An early challenge in my mental health journey was managing my expectations on what it meant to be happy. I wasn’t sure what it meant to be happy, and the logistics to being happy seemed exhausting to me. Was I supposed to feel warm all the time? Should I be smiling more? Should I look more happy in public, and then feel different when I’m alone? It felt strange asking people how to be happy, but I was truly curious. I read books about self-love and training yourself into happiness, I tried gratitude journals, but nothing ever stuck.
After years of living with anxiety and depression, I’ve developed a much better (and far healthier) set of goals when it comes to finding joy and happiness in my daily life. It took time, but I changed my expectations about what happiness means to me.
I didn’t lower my expectations; instead, I realized that those expectations had always been unrealistic. They were unrealistic for anyone to be honest, but more importantly they were unrealistic for me. I don’t have the temperament, personality or energy to be happy-go-lucky all the time, so why would I have expected that from myself? I needed to shift my goals, which is exactly what I did.
Instead of looking for happiness or trying to capture joy, I tried to be as healthy as I possibly could be – mentally, physically, spiritually, emotionally, etc. I prioritized my healthiness over my happiness, and the goal was to get through the day in as healthy of a way as possible. There were many times I failed (and I’m sure there will be more), but it led to having good moments every so often. Moments where I smiled, moments where I laughed, moments where I found joy. They didn’t stay, but they’ve sustained me. They’ve reminded me that life can be good, pleasant and kind every so often.

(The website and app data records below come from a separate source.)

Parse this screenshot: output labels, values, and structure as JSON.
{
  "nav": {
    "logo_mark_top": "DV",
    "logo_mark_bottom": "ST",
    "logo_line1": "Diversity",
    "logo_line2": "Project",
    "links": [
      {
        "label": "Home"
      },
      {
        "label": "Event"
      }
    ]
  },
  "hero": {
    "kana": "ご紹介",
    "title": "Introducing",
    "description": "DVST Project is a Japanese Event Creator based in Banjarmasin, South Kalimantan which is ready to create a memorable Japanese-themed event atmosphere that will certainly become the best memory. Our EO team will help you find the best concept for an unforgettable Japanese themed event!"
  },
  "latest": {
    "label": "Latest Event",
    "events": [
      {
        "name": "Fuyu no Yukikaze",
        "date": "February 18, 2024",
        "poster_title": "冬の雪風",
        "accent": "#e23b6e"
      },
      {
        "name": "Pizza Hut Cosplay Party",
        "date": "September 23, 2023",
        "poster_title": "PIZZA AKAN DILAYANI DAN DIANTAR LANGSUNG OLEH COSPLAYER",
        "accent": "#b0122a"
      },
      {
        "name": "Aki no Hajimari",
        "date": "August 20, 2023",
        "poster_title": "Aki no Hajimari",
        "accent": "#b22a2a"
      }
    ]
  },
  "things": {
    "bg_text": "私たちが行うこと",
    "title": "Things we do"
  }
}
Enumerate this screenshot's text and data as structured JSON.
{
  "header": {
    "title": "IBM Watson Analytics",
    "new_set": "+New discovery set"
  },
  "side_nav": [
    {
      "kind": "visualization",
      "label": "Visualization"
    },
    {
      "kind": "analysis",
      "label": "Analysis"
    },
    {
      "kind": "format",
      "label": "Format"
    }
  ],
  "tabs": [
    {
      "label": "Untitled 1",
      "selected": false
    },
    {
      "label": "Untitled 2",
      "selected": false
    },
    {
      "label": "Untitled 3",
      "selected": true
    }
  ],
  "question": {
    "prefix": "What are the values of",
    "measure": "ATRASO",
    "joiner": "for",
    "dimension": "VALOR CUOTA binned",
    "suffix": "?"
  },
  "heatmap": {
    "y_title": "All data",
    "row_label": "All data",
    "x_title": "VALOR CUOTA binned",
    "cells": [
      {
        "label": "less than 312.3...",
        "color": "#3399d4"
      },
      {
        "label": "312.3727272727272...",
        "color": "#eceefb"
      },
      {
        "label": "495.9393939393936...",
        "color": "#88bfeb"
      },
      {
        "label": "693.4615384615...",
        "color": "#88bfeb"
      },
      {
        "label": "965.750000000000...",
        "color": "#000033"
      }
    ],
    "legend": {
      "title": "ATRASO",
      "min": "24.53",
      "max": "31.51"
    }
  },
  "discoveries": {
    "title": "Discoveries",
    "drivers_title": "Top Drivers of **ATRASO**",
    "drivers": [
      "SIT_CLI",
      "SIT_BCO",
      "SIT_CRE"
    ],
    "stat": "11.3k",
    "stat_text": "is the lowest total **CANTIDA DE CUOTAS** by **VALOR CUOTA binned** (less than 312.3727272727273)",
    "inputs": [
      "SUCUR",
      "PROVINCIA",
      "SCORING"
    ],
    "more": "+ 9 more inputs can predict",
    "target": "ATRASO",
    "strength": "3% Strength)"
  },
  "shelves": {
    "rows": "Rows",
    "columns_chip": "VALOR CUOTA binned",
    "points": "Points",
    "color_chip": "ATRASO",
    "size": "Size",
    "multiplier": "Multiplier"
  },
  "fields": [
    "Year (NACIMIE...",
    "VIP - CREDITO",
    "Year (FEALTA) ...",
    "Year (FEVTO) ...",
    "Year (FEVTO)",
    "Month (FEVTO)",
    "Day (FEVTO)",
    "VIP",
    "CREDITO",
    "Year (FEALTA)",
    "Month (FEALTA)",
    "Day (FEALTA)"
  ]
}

Getting out of bed in the morning is one of the biggest challenges for folks living with mental health disorders. You have to overcome your brain telling you that you’re worthless – that getting out of bed is pointless because the world doesn’t need you. But that tiny sliver of hope that the day might bring a moment of joy is why I fight to get out of bed every day. Those moments can energize you, they can sustain you. They can remind you that for a moment, you’re human. And they can keep us going as we continue along in our mental health journeys.